(Beginning of Records provided)

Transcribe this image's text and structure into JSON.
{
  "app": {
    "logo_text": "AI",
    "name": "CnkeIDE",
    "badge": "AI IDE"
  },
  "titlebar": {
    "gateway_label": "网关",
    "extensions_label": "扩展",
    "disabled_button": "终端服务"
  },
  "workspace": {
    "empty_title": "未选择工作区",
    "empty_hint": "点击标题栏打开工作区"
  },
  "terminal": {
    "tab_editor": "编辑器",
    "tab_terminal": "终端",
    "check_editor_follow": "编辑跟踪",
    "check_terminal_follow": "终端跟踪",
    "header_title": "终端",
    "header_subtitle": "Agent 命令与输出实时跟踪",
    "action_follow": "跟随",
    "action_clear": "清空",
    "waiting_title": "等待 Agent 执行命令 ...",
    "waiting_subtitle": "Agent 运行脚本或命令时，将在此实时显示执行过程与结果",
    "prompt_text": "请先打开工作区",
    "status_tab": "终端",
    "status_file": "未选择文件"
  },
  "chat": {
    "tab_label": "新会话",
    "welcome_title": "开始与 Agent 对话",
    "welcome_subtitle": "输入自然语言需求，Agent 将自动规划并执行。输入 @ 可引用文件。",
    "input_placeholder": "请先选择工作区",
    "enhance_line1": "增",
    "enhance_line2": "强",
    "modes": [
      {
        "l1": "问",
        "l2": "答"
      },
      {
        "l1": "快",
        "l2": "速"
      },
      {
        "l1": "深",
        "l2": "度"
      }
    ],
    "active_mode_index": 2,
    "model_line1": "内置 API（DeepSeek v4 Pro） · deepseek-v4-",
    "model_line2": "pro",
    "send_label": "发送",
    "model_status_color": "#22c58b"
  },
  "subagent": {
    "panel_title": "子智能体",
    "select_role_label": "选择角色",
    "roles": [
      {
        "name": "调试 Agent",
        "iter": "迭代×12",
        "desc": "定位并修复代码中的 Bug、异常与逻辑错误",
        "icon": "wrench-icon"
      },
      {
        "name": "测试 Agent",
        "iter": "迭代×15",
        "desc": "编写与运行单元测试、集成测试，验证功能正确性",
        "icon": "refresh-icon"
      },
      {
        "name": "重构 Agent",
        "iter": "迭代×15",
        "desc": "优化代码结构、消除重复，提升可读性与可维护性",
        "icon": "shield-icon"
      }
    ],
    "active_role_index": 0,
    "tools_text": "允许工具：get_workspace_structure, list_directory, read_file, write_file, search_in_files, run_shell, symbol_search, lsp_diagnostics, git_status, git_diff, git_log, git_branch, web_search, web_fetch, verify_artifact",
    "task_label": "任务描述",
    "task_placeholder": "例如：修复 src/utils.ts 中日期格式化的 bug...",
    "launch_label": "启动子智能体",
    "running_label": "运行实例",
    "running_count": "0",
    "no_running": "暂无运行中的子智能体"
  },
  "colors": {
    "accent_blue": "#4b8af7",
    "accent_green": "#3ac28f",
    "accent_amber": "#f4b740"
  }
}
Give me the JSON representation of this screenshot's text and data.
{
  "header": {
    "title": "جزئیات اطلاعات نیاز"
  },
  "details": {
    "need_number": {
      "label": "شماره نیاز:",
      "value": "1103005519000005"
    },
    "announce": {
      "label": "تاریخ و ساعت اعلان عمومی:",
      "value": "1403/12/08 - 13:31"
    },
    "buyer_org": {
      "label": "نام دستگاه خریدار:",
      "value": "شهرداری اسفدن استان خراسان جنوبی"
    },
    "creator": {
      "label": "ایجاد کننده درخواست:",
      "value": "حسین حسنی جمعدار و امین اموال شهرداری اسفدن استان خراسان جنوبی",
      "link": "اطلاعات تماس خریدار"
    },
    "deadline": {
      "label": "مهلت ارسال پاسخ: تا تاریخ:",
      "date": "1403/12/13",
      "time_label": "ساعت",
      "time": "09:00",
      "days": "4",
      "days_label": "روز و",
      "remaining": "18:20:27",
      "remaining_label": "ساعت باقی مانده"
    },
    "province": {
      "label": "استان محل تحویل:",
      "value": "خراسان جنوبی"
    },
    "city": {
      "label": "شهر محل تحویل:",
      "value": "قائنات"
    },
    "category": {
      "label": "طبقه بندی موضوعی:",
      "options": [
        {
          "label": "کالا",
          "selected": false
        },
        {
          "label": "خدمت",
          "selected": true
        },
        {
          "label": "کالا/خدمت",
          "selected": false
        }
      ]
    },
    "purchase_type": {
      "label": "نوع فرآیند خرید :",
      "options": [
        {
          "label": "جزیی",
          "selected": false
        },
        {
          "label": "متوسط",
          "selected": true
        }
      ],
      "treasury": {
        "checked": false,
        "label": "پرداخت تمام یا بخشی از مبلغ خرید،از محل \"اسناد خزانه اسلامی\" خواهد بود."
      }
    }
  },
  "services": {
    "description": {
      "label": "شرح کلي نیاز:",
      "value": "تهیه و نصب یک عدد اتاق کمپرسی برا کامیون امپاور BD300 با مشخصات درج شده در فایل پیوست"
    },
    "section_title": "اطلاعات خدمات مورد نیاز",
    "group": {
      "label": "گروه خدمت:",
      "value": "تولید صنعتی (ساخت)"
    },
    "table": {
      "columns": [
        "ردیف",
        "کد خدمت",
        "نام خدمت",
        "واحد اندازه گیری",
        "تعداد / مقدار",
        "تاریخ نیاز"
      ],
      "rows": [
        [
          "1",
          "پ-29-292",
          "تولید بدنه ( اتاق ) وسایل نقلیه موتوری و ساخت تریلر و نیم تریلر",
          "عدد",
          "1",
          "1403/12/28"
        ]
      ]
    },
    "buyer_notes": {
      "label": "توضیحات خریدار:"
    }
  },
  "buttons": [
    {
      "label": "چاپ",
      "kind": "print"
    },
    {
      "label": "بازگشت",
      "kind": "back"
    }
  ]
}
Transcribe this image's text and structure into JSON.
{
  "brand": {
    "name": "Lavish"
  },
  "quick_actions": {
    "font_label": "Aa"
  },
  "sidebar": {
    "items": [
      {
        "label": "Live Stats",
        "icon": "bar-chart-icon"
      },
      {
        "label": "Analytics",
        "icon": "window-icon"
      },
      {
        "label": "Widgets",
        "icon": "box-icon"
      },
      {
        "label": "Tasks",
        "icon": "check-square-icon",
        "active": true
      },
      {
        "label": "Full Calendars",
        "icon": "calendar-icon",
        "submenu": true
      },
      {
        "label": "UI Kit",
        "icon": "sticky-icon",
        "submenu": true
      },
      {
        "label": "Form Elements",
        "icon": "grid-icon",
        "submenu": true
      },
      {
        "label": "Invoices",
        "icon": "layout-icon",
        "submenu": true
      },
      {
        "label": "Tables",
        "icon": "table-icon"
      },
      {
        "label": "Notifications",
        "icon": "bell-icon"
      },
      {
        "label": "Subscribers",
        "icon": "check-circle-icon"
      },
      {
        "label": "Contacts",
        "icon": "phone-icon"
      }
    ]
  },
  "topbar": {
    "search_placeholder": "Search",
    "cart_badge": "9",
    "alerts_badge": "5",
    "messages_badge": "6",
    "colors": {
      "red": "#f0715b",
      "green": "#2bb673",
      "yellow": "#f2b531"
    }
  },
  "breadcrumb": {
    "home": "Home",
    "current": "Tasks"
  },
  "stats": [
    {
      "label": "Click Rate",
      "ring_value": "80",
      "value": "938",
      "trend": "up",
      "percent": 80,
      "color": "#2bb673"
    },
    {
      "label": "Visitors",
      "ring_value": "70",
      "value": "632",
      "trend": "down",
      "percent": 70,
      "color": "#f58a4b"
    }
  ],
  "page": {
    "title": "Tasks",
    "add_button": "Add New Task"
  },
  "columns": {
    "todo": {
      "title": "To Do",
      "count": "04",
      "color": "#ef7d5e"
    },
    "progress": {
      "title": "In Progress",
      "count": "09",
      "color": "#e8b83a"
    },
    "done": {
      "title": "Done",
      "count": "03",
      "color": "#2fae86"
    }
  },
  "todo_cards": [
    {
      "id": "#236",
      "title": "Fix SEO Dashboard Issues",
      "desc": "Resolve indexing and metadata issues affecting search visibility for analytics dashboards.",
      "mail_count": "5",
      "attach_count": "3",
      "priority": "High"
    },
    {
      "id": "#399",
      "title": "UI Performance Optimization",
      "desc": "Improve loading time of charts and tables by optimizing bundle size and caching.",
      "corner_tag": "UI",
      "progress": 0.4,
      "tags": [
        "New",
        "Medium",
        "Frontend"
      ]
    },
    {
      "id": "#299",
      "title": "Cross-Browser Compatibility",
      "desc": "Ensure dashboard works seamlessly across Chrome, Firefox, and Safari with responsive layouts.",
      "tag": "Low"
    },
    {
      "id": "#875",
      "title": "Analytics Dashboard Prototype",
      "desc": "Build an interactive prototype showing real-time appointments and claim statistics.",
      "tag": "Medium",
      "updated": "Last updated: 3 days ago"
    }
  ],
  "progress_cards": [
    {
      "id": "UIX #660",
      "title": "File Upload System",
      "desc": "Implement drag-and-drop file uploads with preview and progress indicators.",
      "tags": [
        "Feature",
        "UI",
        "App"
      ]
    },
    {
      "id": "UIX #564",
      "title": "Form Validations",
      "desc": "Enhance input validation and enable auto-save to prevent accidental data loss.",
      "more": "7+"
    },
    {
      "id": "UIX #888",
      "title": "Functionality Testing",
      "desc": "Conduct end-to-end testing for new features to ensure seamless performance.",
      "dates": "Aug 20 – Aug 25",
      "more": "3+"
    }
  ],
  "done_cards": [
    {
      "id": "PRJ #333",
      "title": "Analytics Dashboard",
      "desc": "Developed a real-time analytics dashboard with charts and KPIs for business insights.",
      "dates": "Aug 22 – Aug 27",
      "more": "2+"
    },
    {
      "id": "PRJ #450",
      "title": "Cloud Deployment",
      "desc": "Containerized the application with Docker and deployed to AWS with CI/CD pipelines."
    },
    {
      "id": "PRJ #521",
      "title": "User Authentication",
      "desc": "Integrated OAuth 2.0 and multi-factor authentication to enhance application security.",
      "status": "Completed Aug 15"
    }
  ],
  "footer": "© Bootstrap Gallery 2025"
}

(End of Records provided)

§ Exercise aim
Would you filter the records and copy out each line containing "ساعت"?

§ Solution to the problem
      "label": "تاریخ و ساعت اعلان عمومی:",
      "time_label": "ساعت",
      "remaining_label": "ساعت باقی مانده"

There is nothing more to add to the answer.